Data for analysis START
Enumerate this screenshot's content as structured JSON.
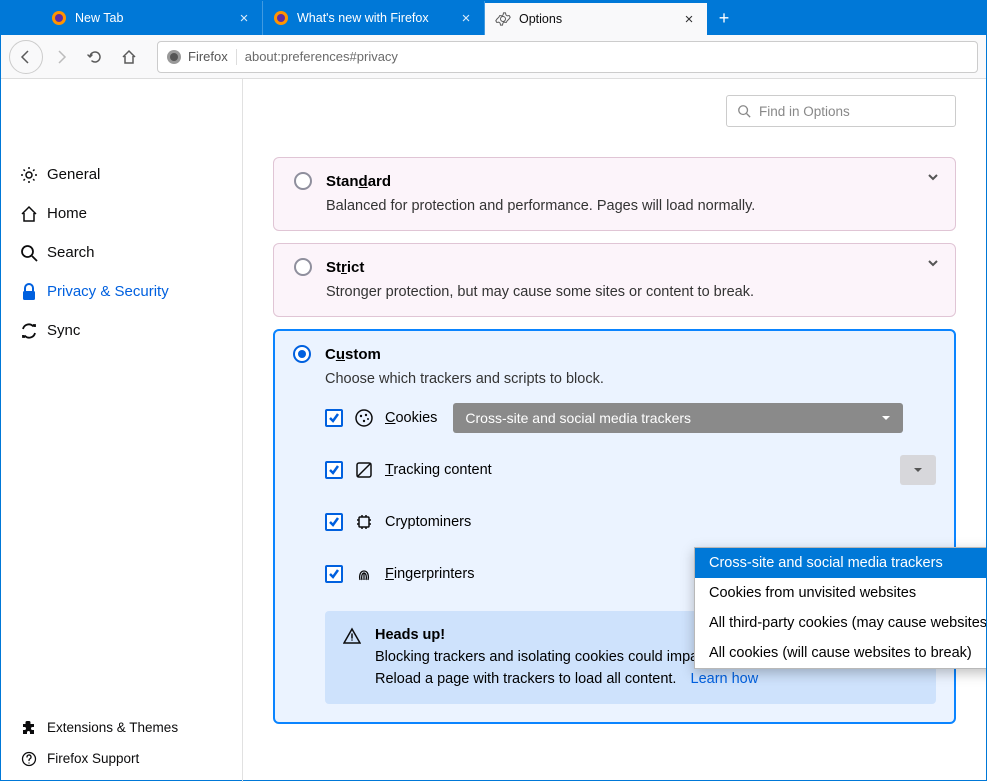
{
  "tabs": [
    {
      "label": "New Tab"
    },
    {
      "label": "What's new with Firefox"
    },
    {
      "label": "Options"
    }
  ],
  "url": {
    "identity": "Firefox",
    "address": "about:preferences#privacy"
  },
  "sidebar": {
    "items": [
      {
        "label": "General"
      },
      {
        "label": "Home"
      },
      {
        "label": "Search"
      },
      {
        "label": "Privacy & Security"
      },
      {
        "label": "Sync"
      }
    ],
    "bottom": [
      {
        "label": "Extensions & Themes"
      },
      {
        "label": "Firefox Support"
      }
    ]
  },
  "search_placeholder": "Find in Options",
  "cards": {
    "standard": {
      "title_pre": "Stan",
      "title_ul": "d",
      "title_post": "ard",
      "desc": "Balanced for protection and performance. Pages will load normally."
    },
    "strict": {
      "title_pre": "St",
      "title_ul": "r",
      "title_post": "ict",
      "desc": "Stronger protection, but may cause some sites or content to break."
    },
    "custom": {
      "title_pre": "C",
      "title_ul": "u",
      "title_post": "stom",
      "desc": "Choose which trackers and scripts to block.",
      "options": {
        "cookies_pre": "",
        "cookies_ul": "C",
        "cookies_post": "ookies",
        "cookies_select": "Cross-site and social media trackers",
        "tracking_pre": "",
        "tracking_ul": "T",
        "tracking_post": "racking content",
        "crypto": "Cryptominers",
        "finger_pre": "",
        "finger_ul": "F",
        "finger_post": "ingerprinters"
      },
      "dropdown": [
        "Cross-site and social media trackers",
        "Cookies from unvisited websites",
        "All third-party cookies (may cause websites to break)",
        "All cookies (will cause websites to break)"
      ],
      "notice": {
        "title": "Heads up!",
        "body": "Blocking trackers and isolating cookies could impact the functionality of some sites. Reload a page with trackers to load all content.",
        "link": "Learn how"
      }
    }
  }
}
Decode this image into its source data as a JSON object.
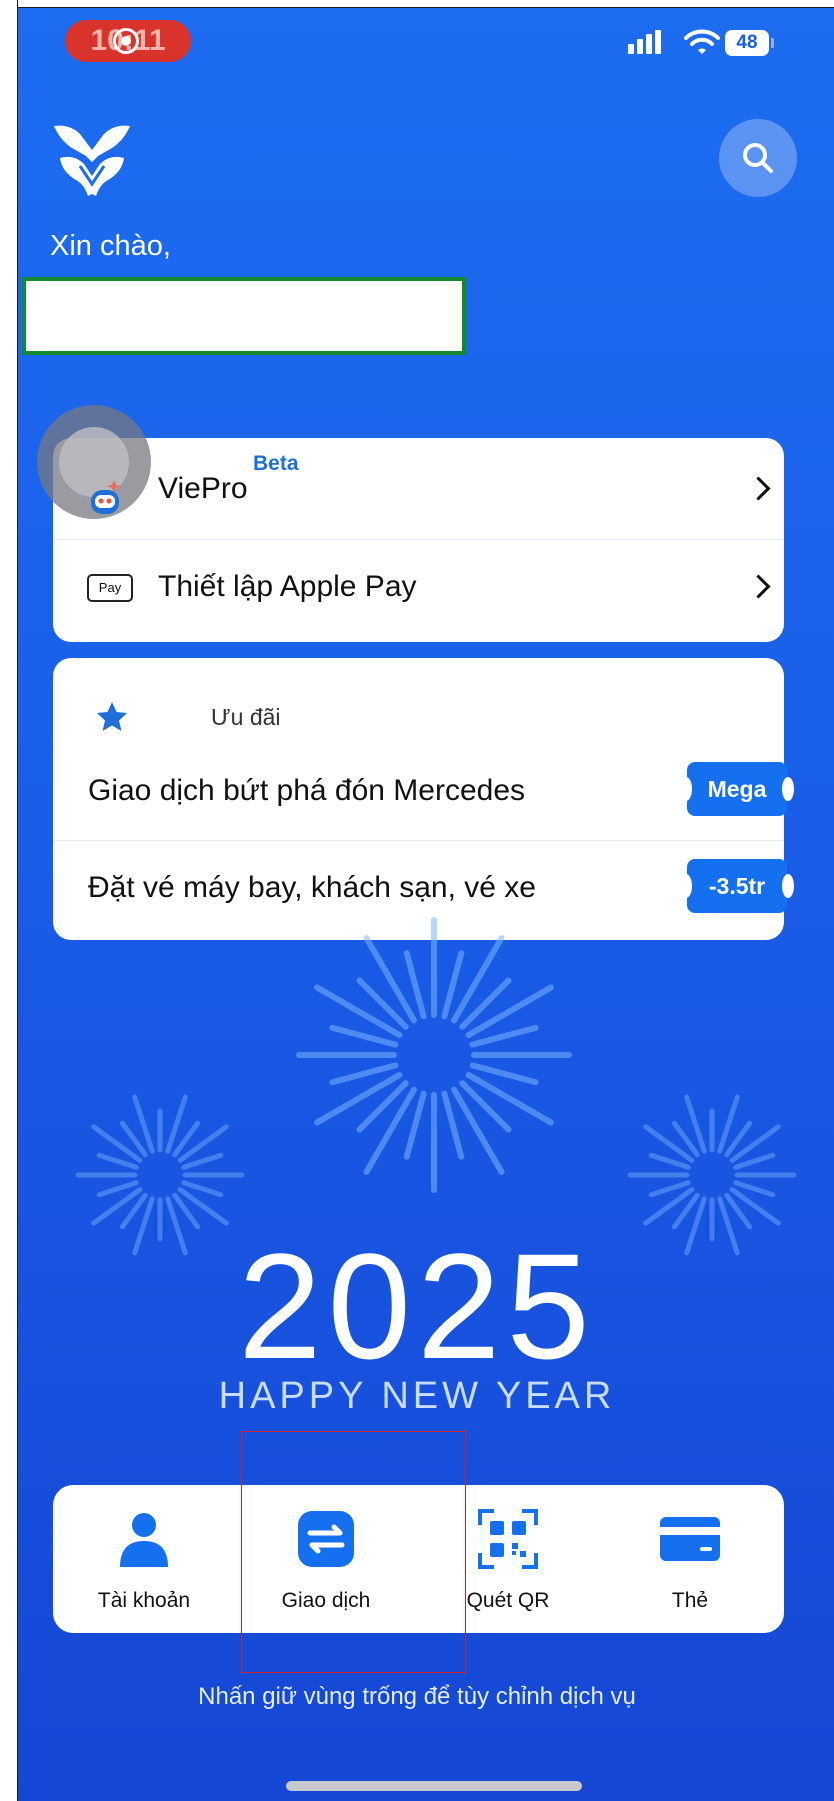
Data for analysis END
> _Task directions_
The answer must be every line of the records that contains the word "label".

> _Solution_
      "label": "New Tab"
      "label": "What's new with Firefox"
      "label": "Options"
        "label": "General"
        "label": "Home"
        "label": "Search"
        "label": "Privacy & Security"
        "label": "Sync"
        "label": "Extensions & Themes"
        "label": "Firefox Support"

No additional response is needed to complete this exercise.